During Depression days, when Bonnie and Clyde were cutting a lawless swatch through the Southwest, Mister Jim convinced county commissioners to buy him a Thompson machine gun that split bullets at the rate of 600 per minute. "Never got to use it on them," he many times has mourned. He did, however, have the satisfaction of leading to the capture of Raymond Hamilton, a member of the Bonnie and Clyde gang, and saw him sentenced to 99 years for having the temerity to rob a bank in Mister Jim's jurisdiction.

Jim Flournoy began as a prison guard, then shifted briefly to warring on ticks for the Texas Sanitary Livestock Commission. As a Texas Ranger in the 1920s and 1930s, he concentrated on cattle rustlers in the Big Bend Country along the Mexican border. He loves to recall those old days when life was simpler, when he rode horseback in the mountains, slept under the stars, and didn't have to worry about meddling newsmen.
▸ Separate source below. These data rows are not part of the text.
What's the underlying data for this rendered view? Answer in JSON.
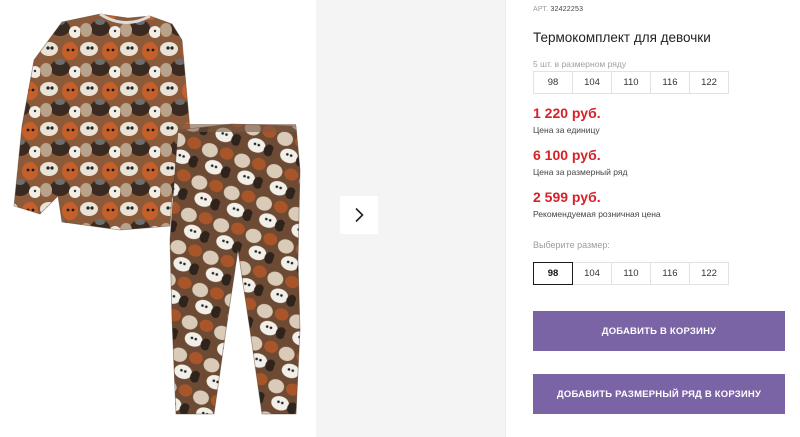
{
  "product": {
    "article_label": "АРТ.",
    "article_number": "32422253",
    "title": "Термокомплект для девочки"
  },
  "series": {
    "note": "5 шт. в размерном ряду",
    "sizes": [
      "98",
      "104",
      "110",
      "116",
      "122"
    ]
  },
  "prices": {
    "unit_price": "1 220 руб.",
    "unit_label": "Цена за единицу",
    "series_price": "6 100 руб.",
    "series_label": "Цена за размерный ряд",
    "retail_price": "2 599 руб.",
    "retail_label": "Рекомендуемая розничная цена"
  },
  "size_select": {
    "label": "Выберите размер:",
    "sizes": [
      "98",
      "104",
      "110",
      "116",
      "122"
    ],
    "selected": "98"
  },
  "buttons": {
    "add_to_cart": "ДОБАВИТЬ В КОРЗИНУ",
    "add_series_to_cart": "ДОБАВИТЬ РАЗМЕРНЫЙ РЯД В КОРЗИНУ"
  },
  "colors": {
    "price": "#d8202a",
    "button": "#7b64a5",
    "gallery_bg": "#f4f4f4"
  },
  "icons": {
    "next": "chevron-right-icon"
  }
}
Except for winking at the operation of the Chicken Ranch, Mister Jim has always been a stickler for enforcing the law. "Many is the time," he has said, "that we've busted somebody for carrying just one marijuana cigarette. They say they're gonna legalize it. Maybe so, but it ain't legal yet." Flournoy handled his last big case a few months ago when he found three dudes operating a methamphetamine factory in an old farm house and captured dope and paraphernalia he claimed to be valued at $30 million.

Though he growls and snorts when "Whorehouse" is mentioned -- "I wouldn't walk across the street to see the damn thang" -- Jim Flournoy finds himself in full agreement with one sentiment expressed by his stage counterpart, Ed Earl Dodd.

"You know, this damn job ain't no fun no more," the stage sheriff complains. "There was a time when law'n order meant somethin'. But now you got to read folks their rights to 'em 'till you go half blind, and fill out a stack of damn papers and showdog couldn't jump over."

"That's sure the way it is," Mister Jim enthused when that passage was read to him. "Hail, it's got to where you don't hardly dare arrest a bank robber without you catch him carryin' the cash and two guns. F.B.I. and everybody's always messin' with you about so-called civil rights. I'd a-quit this office several years ago, but then that Chicken Ranch stuff come up and two fellers announced to run against me. I just decided, by God, to stay and show 'em I couldn't be pushed around."

Ed Earl Dodd couldn't have said it better, Sheriff. Enjoy your retirement out there on your chicken -- ah, excuse me -- your cattle ranch there in Fayette County.